10Department of Corrections : Phone Calls : Contact an Adult in Custody : State of Oregon. (2023). Retrieved May 17, 2023 <>

11Oregon Department of Corrections. (2023). ICS Corrections, Inc. Retrieved May 17, 2023 <>

12Oregon Judicial Department Online Records. (2023). Oregon Judicial Department. Retrieved May 17, 2023 <>

13Oregon Offender Search. (2023). Oregon Department of Corrections. Retrieved May 17, 2023 <>

14Online Records Department Quick Reference Guide. (2016, June 30). Oregon Judicial Department. Retrieved May 18, 2023 <>

15Online Records Search – Frequently Asked Questions. (2020, December 16). Oregon Judicial Department. Retrieved May 18, 2023 <>

16Oregon Judicial Department : Public Records Requests : About OJD : State of Oregon. (2023). Oregon Judicial Department. Retrieved May 18, 2023 <>

17Oregon Judicial Department : OJCIN OnLine : Online Services : State of Oregon. (2023). Oregon Judicial Department. Retrieved May 18, 2023 <>

18Department of Corrections : Public Record Requests : Research and Information Requests : State of Oregon. (2023). Retrieved May 18, 2023 <>

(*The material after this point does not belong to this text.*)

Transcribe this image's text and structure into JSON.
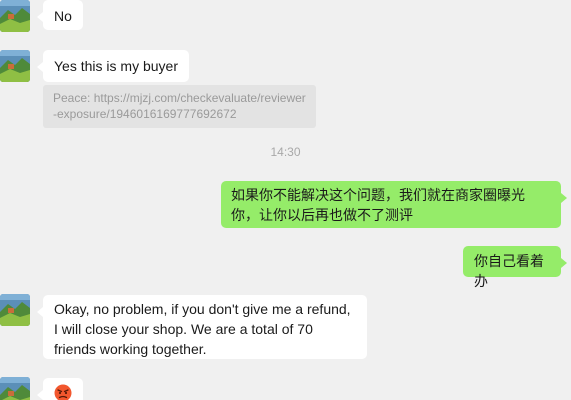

19Oregon State Police : Criminal History Record Checks : Criminal Justice Information Services (CJIS) : State of Oregon. (2023). Retrieved May 18, 2023 <>

20Department of Corrections : Community Corrections : Community Corrections : State of Oregon. (2023). Retrieved May 18, 2023 <>

21Federal Bureau of Prisons. (2023). BOP: Federal Inmates By Name. Retrieved May 4, 2023 <>

22United States Department of Justice National Sex Offender Public Website. (2023). National Sex Offender Public Website. Retrieved May 4, 2023 <>

23Oregon Judicial Department. (2023). Oregon Judicial Department: Expungement: Self Help: State of Oregon. Retrieved May 18, 2023 <>

24Oregon Judicial Department. (2023). Expungement: Setting Aside an Arrest Record: Programs & Services: State of Oregon. Retrieved May 18, 2023 <>

25Oregon Judicial Department. (2023). CRIMINAL SET-ASIDE. Retrieved May 18, 2023 <>

26BOP: Federal Bureau of Prisons. (2023). Home. Retrieved May 15, 2023 <>

27U.S. Marshals Service. (2023). Warrant Information System. Retrieved May 9, 2023 <>

28PACER. (2023). Public Access to Court Electronic Records | PACER: Federal Court Records. Retrieved May 10, 2023 <> (2023). All Fugitives. Retrieved May 12, 2023 <>

30Federal Trade Commission. (n.d.). Fair Credit Reporting Act. Retrieved May 4, 2023 <>

31Equal Employment Opportunity Commission. (2023). Overview | U.S. Retrieved May 4, 2023 <>

32FBI. (n.d.). Rap Sheets (Identity History Summary Checks). Retrieved May 15, 2023 <>

33 <>

34Oregon Judicial Department. (n.d.). Online Records Search. Retrieved June 14, 2023 <>

35Oregon Judicial Department. (n.d.). OSCA Public Records Request Form. Retrieved June 14, 2023 <>

36Oregon Department of Corrections. (n.d.). Oregon Offender Search. Retrieved June 14, 2023 <;jsessionid=CD6B68E0F33FDB0D42F84FCAB7ED5E1C.wrkr-DP1-Blue>

37Oregon State Police. (December 2022). Copy of Own Record/Clearance Letter Request. Retrieved June 14, 2023 <>

38Oregon State Police. (n.d.). Request for Oregon Criminal History Information on Another Individual. Retrieved June 14, 2023 <>

39Dru Sjodin National Sex Offender Public Website. (n.d.). National Sex Offender Search. Retrieved June 14, 2023 <>

40Oregon State Police. (n.d.). Sex Offender Registry Section. Retrieved June 14, 2023 <>